“Just to be clear – this is not some small company that’s picked up Chinese government contracts. This is one of the world’s largest CCTV companies,” Mr Lewkovitz said.

“It now has Chinese state ownership as well – this is the technology that you would find at government buildings, at everything from homes to businesses to airports right around the world. This is a multimillion-dollar provider, for them to act in this way is unconscionable and isn’t something I wanted to be a part of.”

The U.S has blacklisted Dahua over concerns about its role in human rights violations, effectively blocking it and other blacklisted entities from purchasing American products.

“You talk about making a difference in the world and when an Australian security company manages to spot something that manages to find its way to American democracy I think that’s pretty good,” Mr Lewkovitz said.

“I just hope that this causes other people to sit up and pay attention.”

Mr Lewkovitz believes it’s important that other companies pay attention to what’s going on.

“I do think it’s important that other security providers decide which side of history they want to be on because they can continue to sell the cheap products or they can actually decide if they want to take a moral stand against human rights abuses,” he said.

Since discovering the coding, Mr Lewkovitz has had conversations with Australian Uyghur communities.

“I did get contacted by associations of Uyghurs who were tremendously grateful for what we did,” he said.

After finding the option in Dahua’s security cameras that could discriminate based on race via facial recognition technology, Calamity Monitoring decided to take a large financial hit and part ways with the Chinese company.

Mr Lewkovitz does not regret his decision.

“What we have been doing has not been cheap, but it was the right thing to do and I am very very proud of what Calamity has done,” he says.

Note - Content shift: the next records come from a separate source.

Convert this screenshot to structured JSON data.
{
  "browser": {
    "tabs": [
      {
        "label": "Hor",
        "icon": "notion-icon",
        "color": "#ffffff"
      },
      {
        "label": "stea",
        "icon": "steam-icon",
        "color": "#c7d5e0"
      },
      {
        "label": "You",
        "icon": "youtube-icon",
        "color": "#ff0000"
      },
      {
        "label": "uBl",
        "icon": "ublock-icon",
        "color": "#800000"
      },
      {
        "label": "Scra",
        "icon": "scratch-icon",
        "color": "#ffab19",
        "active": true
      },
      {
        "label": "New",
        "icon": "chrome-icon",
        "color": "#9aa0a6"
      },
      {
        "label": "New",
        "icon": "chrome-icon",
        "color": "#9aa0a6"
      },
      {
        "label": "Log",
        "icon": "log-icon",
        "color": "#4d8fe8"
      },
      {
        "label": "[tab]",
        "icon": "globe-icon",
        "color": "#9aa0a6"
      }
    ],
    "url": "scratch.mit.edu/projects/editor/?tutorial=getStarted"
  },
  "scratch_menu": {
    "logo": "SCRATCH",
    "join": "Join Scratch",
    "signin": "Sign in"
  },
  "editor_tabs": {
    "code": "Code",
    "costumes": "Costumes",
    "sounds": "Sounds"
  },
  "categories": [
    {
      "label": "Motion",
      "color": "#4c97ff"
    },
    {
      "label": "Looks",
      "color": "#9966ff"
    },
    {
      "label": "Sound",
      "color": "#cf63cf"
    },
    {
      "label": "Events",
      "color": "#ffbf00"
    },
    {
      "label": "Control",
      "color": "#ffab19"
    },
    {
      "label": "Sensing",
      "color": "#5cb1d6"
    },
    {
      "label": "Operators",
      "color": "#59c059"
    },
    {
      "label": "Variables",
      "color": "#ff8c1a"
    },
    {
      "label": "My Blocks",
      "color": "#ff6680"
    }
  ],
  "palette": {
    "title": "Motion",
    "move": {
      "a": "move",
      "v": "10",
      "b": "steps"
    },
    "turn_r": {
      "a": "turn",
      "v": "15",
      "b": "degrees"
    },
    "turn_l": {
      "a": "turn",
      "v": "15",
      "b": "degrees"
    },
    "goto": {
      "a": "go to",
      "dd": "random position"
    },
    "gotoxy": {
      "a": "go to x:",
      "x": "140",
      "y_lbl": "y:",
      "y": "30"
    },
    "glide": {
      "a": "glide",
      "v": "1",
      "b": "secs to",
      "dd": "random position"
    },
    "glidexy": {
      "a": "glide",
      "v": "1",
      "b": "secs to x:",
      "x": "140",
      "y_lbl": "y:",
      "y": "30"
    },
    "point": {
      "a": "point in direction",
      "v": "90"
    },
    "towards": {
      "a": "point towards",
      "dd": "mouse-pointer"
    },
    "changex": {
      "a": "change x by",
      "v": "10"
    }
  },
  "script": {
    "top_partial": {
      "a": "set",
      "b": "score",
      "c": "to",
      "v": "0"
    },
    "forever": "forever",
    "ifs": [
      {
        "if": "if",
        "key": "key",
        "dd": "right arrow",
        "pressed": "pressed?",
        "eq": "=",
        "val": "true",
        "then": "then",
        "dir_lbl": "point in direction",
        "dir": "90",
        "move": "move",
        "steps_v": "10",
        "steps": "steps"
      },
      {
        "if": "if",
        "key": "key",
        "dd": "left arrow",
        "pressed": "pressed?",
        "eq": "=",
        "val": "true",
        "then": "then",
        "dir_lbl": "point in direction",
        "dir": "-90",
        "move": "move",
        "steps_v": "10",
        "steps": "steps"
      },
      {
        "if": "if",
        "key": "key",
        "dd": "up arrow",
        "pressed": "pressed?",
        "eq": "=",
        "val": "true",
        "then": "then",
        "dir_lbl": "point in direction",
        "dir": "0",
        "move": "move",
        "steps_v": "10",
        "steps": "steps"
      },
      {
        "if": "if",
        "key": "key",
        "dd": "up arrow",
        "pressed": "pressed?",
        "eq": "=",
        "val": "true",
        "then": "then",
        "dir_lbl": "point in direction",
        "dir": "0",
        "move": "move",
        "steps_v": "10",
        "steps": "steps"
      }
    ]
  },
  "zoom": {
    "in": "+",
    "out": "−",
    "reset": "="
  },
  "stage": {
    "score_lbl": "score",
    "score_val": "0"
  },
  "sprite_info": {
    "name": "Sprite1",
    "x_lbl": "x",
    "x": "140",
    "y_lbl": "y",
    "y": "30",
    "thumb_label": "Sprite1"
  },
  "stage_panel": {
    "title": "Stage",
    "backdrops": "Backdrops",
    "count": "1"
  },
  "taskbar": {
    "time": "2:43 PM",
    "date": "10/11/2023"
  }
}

“I really hope other people follow in our footsteps and choose to do the right thing and choose not to support companies that are actively facilitating human rights abuse, all the way up to genocide – that’s not okay.”